Go through the records below and return each line that has "this" in it.

> _Provided data_:
%%

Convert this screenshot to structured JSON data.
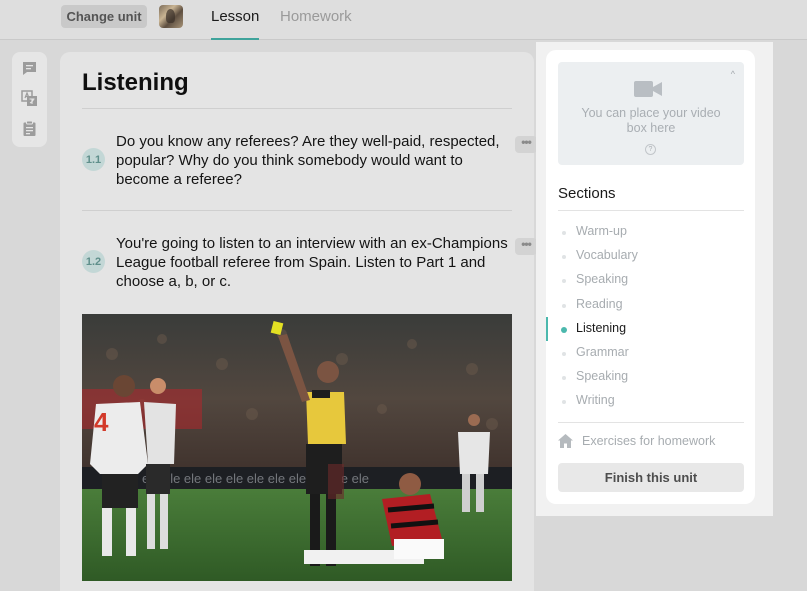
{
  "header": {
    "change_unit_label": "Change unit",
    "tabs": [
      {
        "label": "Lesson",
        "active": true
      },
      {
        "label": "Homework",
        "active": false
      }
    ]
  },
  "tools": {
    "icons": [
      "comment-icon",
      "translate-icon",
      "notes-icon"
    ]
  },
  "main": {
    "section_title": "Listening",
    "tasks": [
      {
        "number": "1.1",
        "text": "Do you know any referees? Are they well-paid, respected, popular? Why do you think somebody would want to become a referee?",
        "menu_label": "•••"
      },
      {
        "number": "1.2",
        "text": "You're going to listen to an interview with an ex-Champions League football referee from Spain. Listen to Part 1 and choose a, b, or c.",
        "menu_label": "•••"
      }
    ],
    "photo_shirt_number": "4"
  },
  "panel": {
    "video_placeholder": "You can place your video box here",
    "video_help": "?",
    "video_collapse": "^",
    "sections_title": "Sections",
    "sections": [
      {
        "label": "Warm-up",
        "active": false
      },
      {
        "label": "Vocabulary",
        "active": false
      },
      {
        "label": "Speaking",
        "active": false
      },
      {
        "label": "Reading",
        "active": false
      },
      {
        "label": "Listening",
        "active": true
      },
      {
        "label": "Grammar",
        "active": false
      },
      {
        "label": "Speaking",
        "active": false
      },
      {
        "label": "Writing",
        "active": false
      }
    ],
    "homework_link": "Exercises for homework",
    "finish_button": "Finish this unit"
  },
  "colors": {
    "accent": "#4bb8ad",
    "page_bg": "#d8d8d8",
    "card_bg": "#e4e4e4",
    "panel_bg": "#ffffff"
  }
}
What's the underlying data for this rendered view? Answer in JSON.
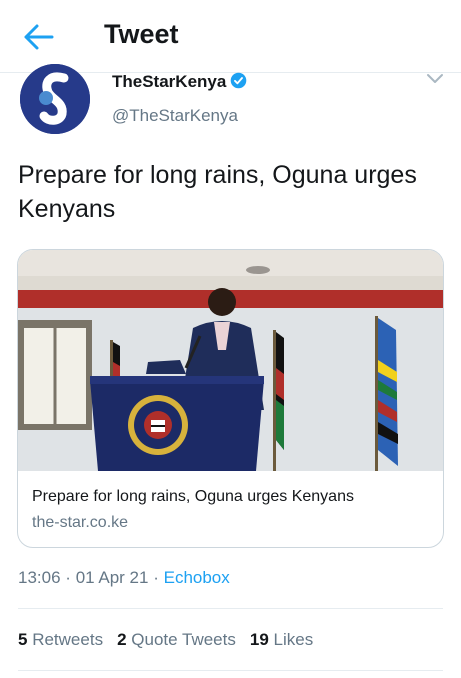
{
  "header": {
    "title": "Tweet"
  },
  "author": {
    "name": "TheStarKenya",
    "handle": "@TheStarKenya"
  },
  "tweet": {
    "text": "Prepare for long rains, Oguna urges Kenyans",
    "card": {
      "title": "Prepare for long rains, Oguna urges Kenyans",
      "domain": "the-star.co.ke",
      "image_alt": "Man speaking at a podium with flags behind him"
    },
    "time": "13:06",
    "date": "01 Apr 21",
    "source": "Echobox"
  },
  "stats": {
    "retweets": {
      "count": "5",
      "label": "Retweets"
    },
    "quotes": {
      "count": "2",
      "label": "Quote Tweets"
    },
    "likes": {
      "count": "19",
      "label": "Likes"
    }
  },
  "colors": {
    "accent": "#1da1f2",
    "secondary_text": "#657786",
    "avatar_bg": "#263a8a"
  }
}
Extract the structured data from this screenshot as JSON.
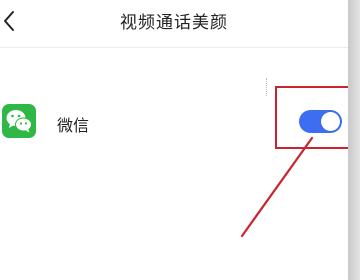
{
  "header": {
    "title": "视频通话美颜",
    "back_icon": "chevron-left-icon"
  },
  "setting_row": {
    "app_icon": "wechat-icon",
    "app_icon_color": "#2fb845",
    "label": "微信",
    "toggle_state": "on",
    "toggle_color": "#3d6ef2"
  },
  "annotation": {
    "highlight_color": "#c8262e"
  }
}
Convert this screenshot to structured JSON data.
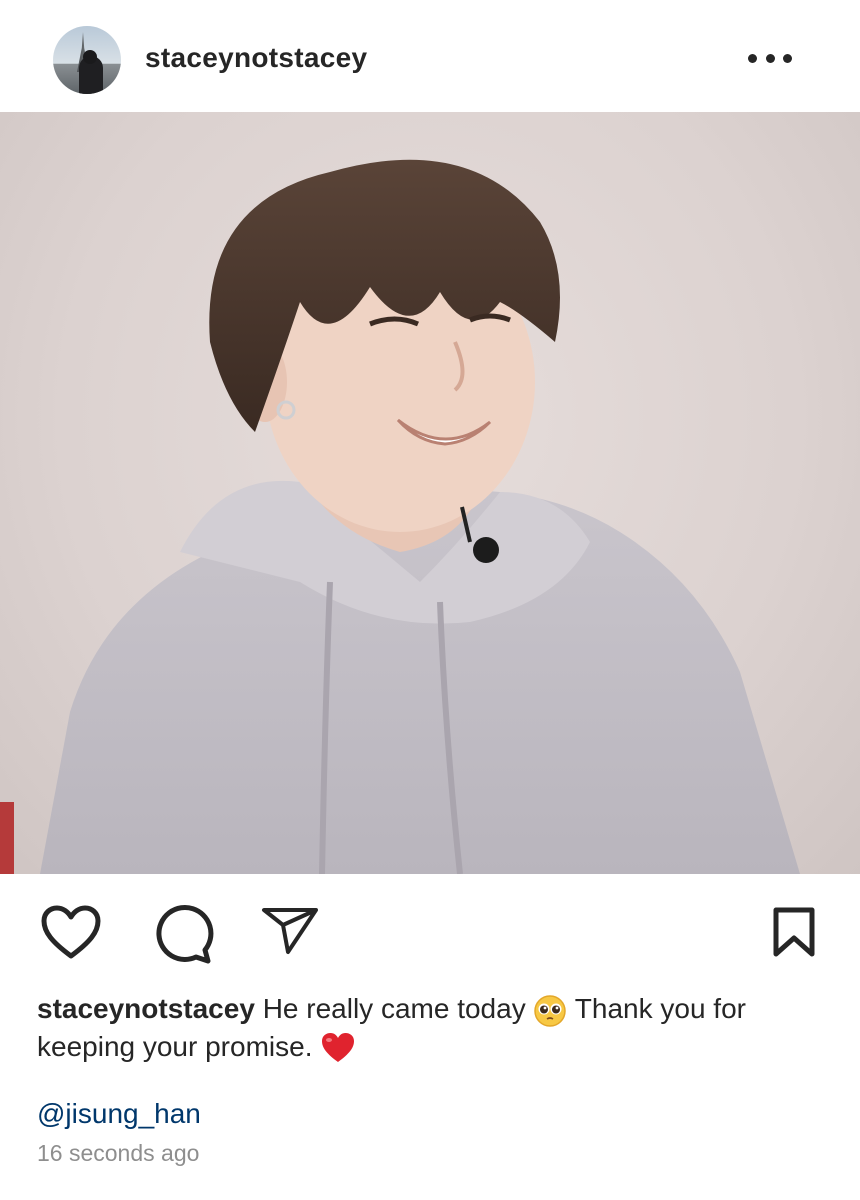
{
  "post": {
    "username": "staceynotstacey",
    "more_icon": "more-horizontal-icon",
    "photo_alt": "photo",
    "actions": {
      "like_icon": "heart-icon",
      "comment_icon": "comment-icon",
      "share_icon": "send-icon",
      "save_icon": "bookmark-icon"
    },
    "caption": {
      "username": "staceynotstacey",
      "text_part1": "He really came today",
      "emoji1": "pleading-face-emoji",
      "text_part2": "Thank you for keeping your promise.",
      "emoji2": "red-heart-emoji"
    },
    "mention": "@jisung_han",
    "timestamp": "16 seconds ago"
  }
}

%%

> _Answer for the task_:
Convert this screenshot to structured JSON data.
    "finish_button": "Finish this unit"
What's the underlying data for this rendered view? Answer in JSON.
Extract the structured data from this screenshot as JSON.
Convert this screenshot to structured JSON data.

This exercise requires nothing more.